Wendy was born in San Francisco and raised in nearby Millbrae. Her parents were deeply involved in music. Her father, drummer Arthur Flower was a fixture on the Bay Area scene, including a lengthy stint in the house band of famed Bimbo’s 365 Club. Her mother Jeane sang with big bands. Both taught music on the Peninsula.

So Wendy heard a wealth of jazz, as well as classical music during her childhood. She grew to love folk, pop, rock and Latin sounds.

Wendy became the lead vocalist of the promising Bay Area band Crystal Fountain.

In 1969, while still in their teens, Wendy & Bonnie recorded the now classic “Genesis” album. It quickly disappeared, due to the bankruptcy of the label, Skye Records.

Wendy subsequently sang with numerous other Bay Area bands, recorded jingles and added vocals on sessions with prominent artists, such as Cal Tjader.

Wendy earned her childhood education degree and taught music to young people via her imaginative Mew Mew Music program. She established The Flower Puppet Family, a children’s entertainment company featuring numerous puppets she designed. She released a children’s music cassette, the much acclaimed “My Pet Songs,” in the late ‘80s.

She and her husband Paul Freeman wrote and recorded “We Care,” the theme song for Project Wee Care, an organization which enables children to help the homeless.

Meanwhile, “Genesis” had become a cult favorite. Interest from such artists as Stereolab and such producers as Irwin Chusid and Mike Alway led to the album’s release on CD via the Sundazed label. It earned rave reviews from North American, UK, European and Japanese critics. It received airplay on many college, free-form and folk radio and internet stations.

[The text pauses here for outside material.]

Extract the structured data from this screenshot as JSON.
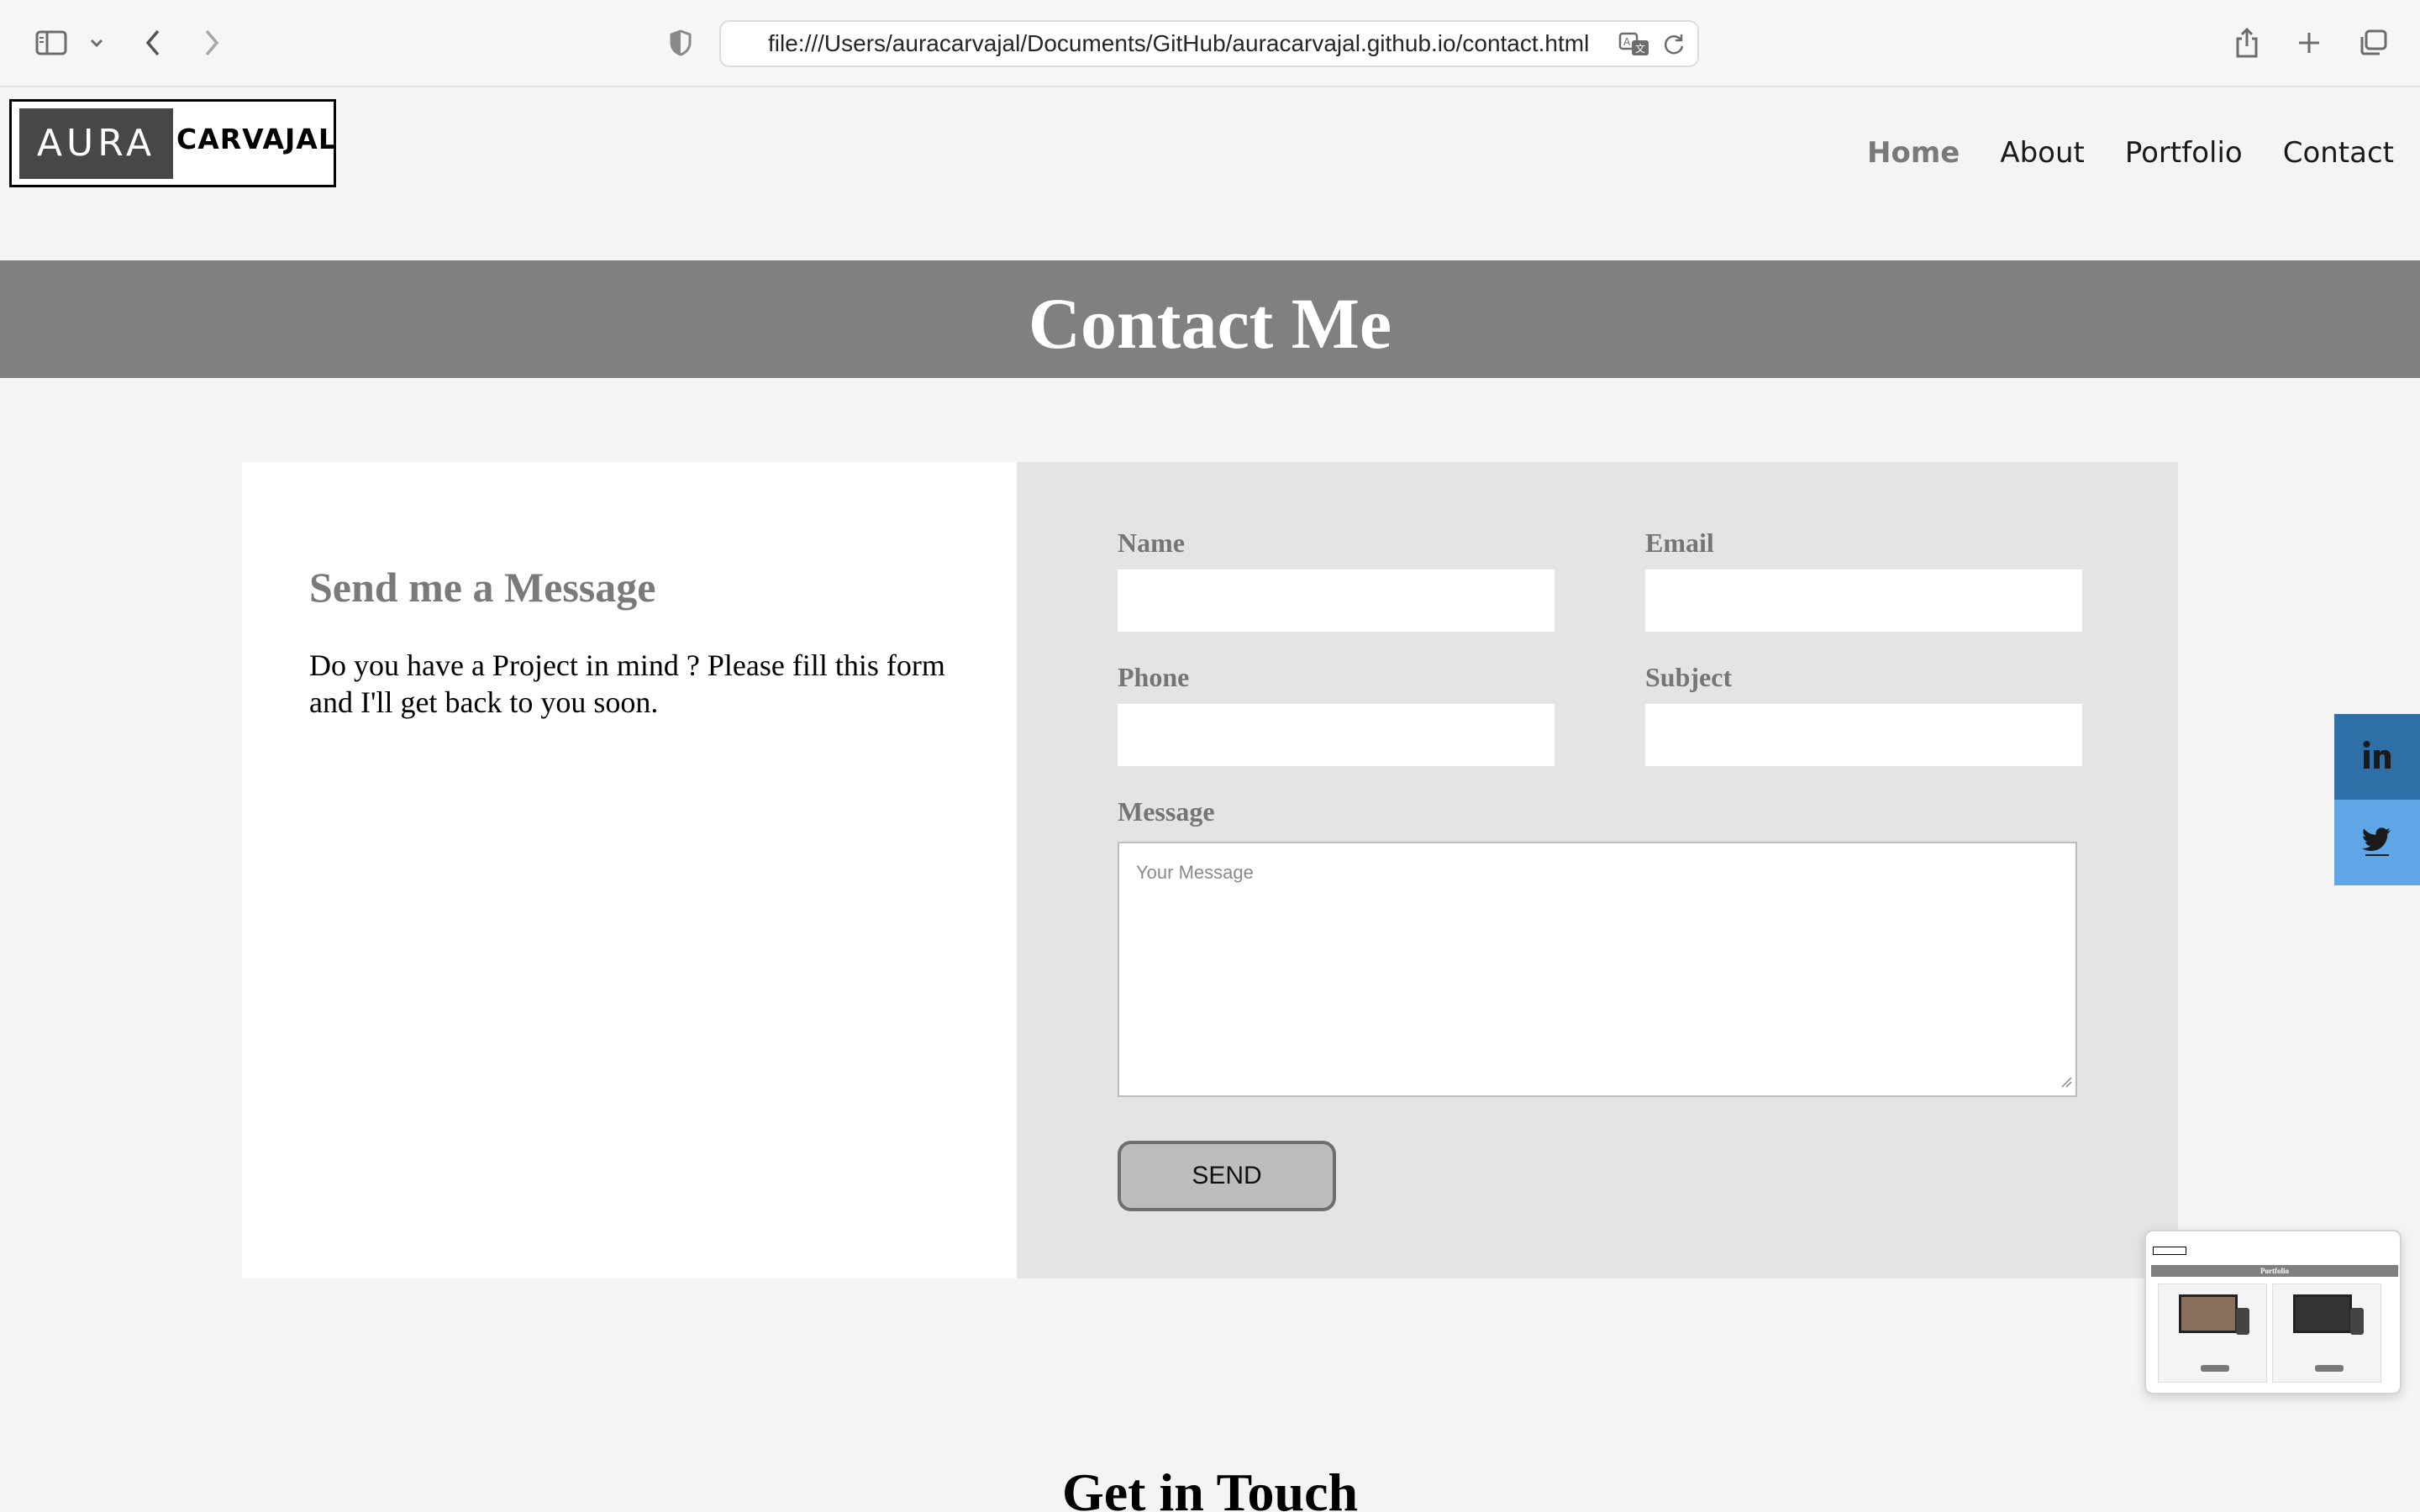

The innovative Welsh band Super Furry Animals chose a sample from “By The Sea,” one of the beloved songs from “Genesis,” to open their “Phantom Power” CD. While playing San Francisco’s legendary Fillmore Theater, they invited Wendy to join them on stage. She performed a duet of the band’s “Hello Sunshine” with front man Gruff Rhys to a standing, cheering, full house. SFA included the rehearsal of that number in their DVD documentary “American Sasquatch,” a bonus disc in their “Songbook: The Singles Vol.1.”

“By The Sea” is also featured on the new Andy Votel compilation, “Folk Is Not A Four Letter Word.”

Now Wendy is back with “Flower Power.” Originally inspired by Paul’s screenplay of the same title, this is a family-oriented, folk-rock, ‘60s-ish message album. Themes include peace, brotherhood, individuality, the environment and animal rights. A portion of the proceeds goes to Free the Children, a very admirable international organization.

Wendy and Paul have already written many of the songs for her next project, a “grown-up” rock/techno/folk/jazz/Wendy & Bonnie-ish CD. This will be her first foray into this territory since “Genesis.”